I order a lot of products online, as a lot of people do these days. Once I make the decision to buy a product, there are a precious few factors that determine which online store will get my business:
- Credibility/user experience
- First page of Google
Price is important because when shopping online, you can find the price of an item on multiple sites within seconds. It’s not like when your customer is at your offline store looking at a product . . . they don’t know how much the same item costs at Walmart and Target. Even if they search on their smart phone for price info in your store, you still have the advantage of a ‘bird in the hand’.
But online, there is no advantage regarding location. If the products in your store are not competitive on price, you are likely going to lose customers on that basis alone.

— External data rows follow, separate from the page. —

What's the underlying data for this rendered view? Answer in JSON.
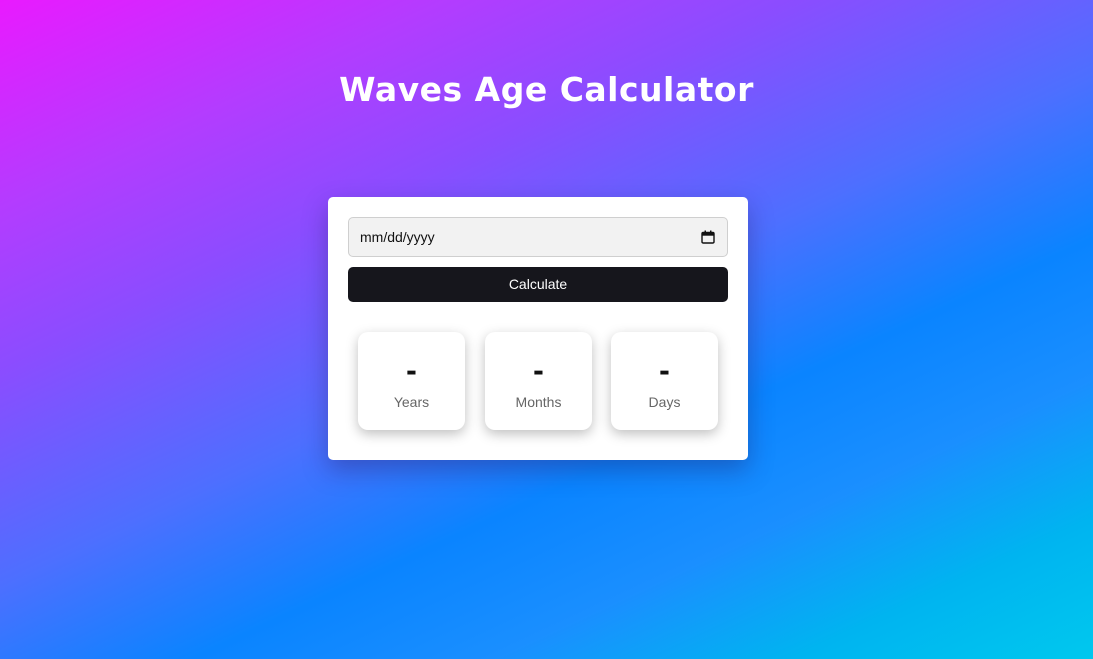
{
  "header": {
    "title": "Waves Age Calculator"
  },
  "form": {
    "date_placeholder": "mm/dd/yyyy",
    "calculate_label": "Calculate"
  },
  "results": [
    {
      "value": "-",
      "label": "Years"
    },
    {
      "value": "-",
      "label": "Months"
    },
    {
      "value": "-",
      "label": "Days"
    }
  ],
  "colors": {
    "gradient_start": "#e91aff",
    "gradient_mid": "#0a84ff",
    "gradient_end": "#00c8ee",
    "button_bg": "#16161c",
    "card_bg": "#ffffff"
  },
  "icons": {
    "date_picker": "calendar-icon"
  }
}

When pricing is comparable at several sites, which is often the case, I start to examine each store from a user experience perspective . . . in other words, I make a decision regarding the best customer experience. I will choose to purchase from a site that has a nicer, more current Web design because that site appears more credible, friendly and ‘real’. In the virtual world, it is important to be as ‘real’ as possible, as there is no one who comes to greet and guide you at the door (and believe me, instant chat pop-ups are no replacement for the greetings you receive offline).
The user experience online includes navigation, ease-of-use, site performance and security ( indicated by SSL certificates). Ease of use is primary, as if a site experience is cumbersome or not well thought-out, it amounts to a rude customer experience. If you have shopped online, I am sure that you have become frustrated when you couldn’t figure out how to get something out of your cart, or if there were too many steps involved in the checkout process.
You can double the annoyance factor if the site performance is slow, or bogs down. There is nothing more frustrating than making a decision to buy, having my credit card ready to go and not being able to check-out due to a server problem. It’s like going into a store, waiting at the cash register and being told that they can’t take your money.
Another factor that benefits store owners and helps the customer experience is the feed of additional items that are relevant to the items I am purchasing. I do realize this is a practice designed to get me to spend more – but I appreciate it when a site makes intelligent recommendations that can enhance my purchase.
For example, I just bought a video software program, and the store showed me a how-to book for that piece of software. I considered that a friendly recommendation, and I bought the book. The best time to engage a customer is when they are ready to buy, something offline stores know well. It is beneficial to use this same psychology in your online store.
The third factor that is critical to your online success is being on the first page of Google. I rarely go beyond the first page of Google when shopping for an item, and the further you are from the first page, the less traffic and sales you will get (this is also a credibility factor). Granted – it can be difficult to get on the first page of Google, but you have a lot of options these days:
- Have your site optimized for local search terms, so you are found in local area searches for the products/services you offer
- Make sure you have a fantastic Google Places listing
- Make sure your store is submitted to shopping comparison engines, which often appear on the first page of Google for various products.
- Bid on various keywords in Google AdWords, so you can appear in the paid listings. It’s not organic and it’s not free, but it is a viable option for getting on the first page and driving traffic.
If you want to increase your existing sales or start selling in 2012, I encourage you to create a strategy that incorporates the factors that influence purchasing online: the right price, a good user experience and getting found on Google will ensure your online success!